YOU ARE NOT MY MOTHER (2021)
Directed by Katie Dolan
Often Irish horror has a habit of grounding itself in centuries-old lore. Films like The Hallow, The Lodgers, Wake Wood and The Hole In The Ground all situate themselves against the backdrop of local legends and stories. While Kate Dolan’s accomplished debut, You Are Not My Mother, may immediately conjure up associations with Kat and Zoe Slater in EastEnders, it’s part of this tradition. It’s a modern take on tales about fairies (very different from the fairy tales you likely grew up on) and changelings, i.e., sprites that replace a stolen child or baby.
Char, short for Sharon, is a bright but troubled girl – the alienated geek who skipped a year at school but always eats alone at lunch. When she isn’t having creepy dreams about burning babies, she’s being bullied by the local mean girls (who also seem to crush on her). At least she has her family for support, right? Nope: her mum has very apparent mental health issues and crashes the car on the way to school, thinking she’s seen a horse on the road. To make matters worse, this is the last time Char sees her as later that day she’s vanished, leaving nothing but a shopping basket. Rita, Char’s grandma, is convinced she’ll come back – and sure enough, she does. But there’s something a little different about her. For a start, she’s happy now!
You Are Not My Mother wears its premise on its sleeve, and from the moment she returns Angela is evidently not the same woman we met at the beginning. Her change isn’t presented as a twist. Yet what’s interesting is it’s played as bittersweet: Char wrestles with this glaring truth because she wants to believe her mum has gotten better. It’s an emotionally complicated idea and one I’d like to see explored more. Unfortunately, at times the movie seems to do the bare minimum characterisation. Most notably, what should be the film’s central relationship seems underdeveloped, with little time to get to know the mother/daughter dynamic before the change takes place. It doesn’t help that Angela is a bit of a blank slate, despite a solid physical performance from Carolyn Bracken. There’s a brave premise in exploring when a person’s mental health issues can interfere with them being able to provide care for their own kid. Yet with the specifics of her condition being so vague, beyond a vacant look and a single muttered phrase. For that matter, it’d be good to learn more about Angela growing up with Rita – rather than the latter feeling like she’s there as a source of exposition.

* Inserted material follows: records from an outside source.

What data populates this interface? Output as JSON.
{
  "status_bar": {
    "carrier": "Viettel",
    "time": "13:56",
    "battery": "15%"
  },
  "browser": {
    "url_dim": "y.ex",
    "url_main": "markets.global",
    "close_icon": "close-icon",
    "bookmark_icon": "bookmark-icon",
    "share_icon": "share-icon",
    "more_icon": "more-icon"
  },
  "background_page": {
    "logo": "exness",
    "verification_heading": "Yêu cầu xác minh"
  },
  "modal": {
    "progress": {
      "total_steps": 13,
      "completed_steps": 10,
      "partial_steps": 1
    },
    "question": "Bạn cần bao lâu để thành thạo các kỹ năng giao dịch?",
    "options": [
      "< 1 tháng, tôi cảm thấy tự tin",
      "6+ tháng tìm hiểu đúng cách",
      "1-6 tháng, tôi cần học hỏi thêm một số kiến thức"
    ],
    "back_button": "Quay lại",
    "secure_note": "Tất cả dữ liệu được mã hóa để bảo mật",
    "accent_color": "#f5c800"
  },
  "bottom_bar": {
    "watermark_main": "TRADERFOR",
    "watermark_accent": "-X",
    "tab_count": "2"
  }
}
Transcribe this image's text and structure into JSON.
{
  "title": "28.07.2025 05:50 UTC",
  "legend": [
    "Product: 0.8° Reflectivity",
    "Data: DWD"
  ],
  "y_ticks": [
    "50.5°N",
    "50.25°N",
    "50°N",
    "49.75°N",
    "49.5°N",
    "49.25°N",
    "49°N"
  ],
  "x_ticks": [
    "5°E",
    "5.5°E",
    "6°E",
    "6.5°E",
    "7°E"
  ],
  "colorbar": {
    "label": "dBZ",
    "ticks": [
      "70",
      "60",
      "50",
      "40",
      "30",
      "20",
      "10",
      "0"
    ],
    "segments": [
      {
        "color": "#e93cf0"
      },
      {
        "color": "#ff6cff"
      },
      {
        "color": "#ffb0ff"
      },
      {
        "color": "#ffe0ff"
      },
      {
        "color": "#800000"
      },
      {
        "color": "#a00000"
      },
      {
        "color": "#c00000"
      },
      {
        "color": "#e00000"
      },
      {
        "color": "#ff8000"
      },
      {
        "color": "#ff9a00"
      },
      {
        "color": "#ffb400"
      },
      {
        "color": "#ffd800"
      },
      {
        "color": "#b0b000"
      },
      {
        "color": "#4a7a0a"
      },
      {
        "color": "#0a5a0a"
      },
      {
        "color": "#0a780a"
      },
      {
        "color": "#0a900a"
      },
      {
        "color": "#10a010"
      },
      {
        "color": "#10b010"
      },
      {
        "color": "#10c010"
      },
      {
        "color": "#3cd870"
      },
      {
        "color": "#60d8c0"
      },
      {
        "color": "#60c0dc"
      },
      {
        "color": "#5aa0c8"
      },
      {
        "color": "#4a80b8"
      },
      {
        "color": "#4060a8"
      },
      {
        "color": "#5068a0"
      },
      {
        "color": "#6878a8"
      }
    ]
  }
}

Hence while it has momentum, no mean feat considering the threat is held at bay for almost the entire thing, it lacks dramatic stakes. That being said, I unexpectedly found myself more invested in Char’s evolving friendship with Suzanne – one of the bullies at first, who becomes nicer as the story goes on. Both come from broken homes and have responded to their circumstances differently. And though Suzanne doesn’t know what’s happening with Char, their scenes are among the movie’s most emotionally engaging. Hazel Doupe also does an excellent job of portraying a young person carrying the world’s weight on little shoulders. And while her passiveness means the film briefly lulls into repetition during the second act, she captures Char’s journey well. And it’s a decent journey! In terms of the actual plot beats, if not the characterisation, it’s a rich and complex tale that does a remarkable job of selling its fantastical elements – much like a certain cult classic that it does a fun visual reference too.
While it would have been welcome for it to commit more to being a folksy film, or embracing the generational trauma it’s clearly intended to symbolise, it establishes its premise and adds layer after layer to it. A neat development at the end of the second act ups the ante, leading to an intense finale. These sorts of films often peter out towards the end, though I think the pay-off here lives up to the build-up. For a debut, it’s confident storytelling. It also looks impressive too. Dolan skilfully juxtaposes the wide-open spaces outside family house with its small cluttered corridors – only adding to the claustrophobia and the feeling of not being safe at home. Her framing is exemplary: characters seen askew or through doorframes hint at something below the surface we’re looking at but not quite seeing.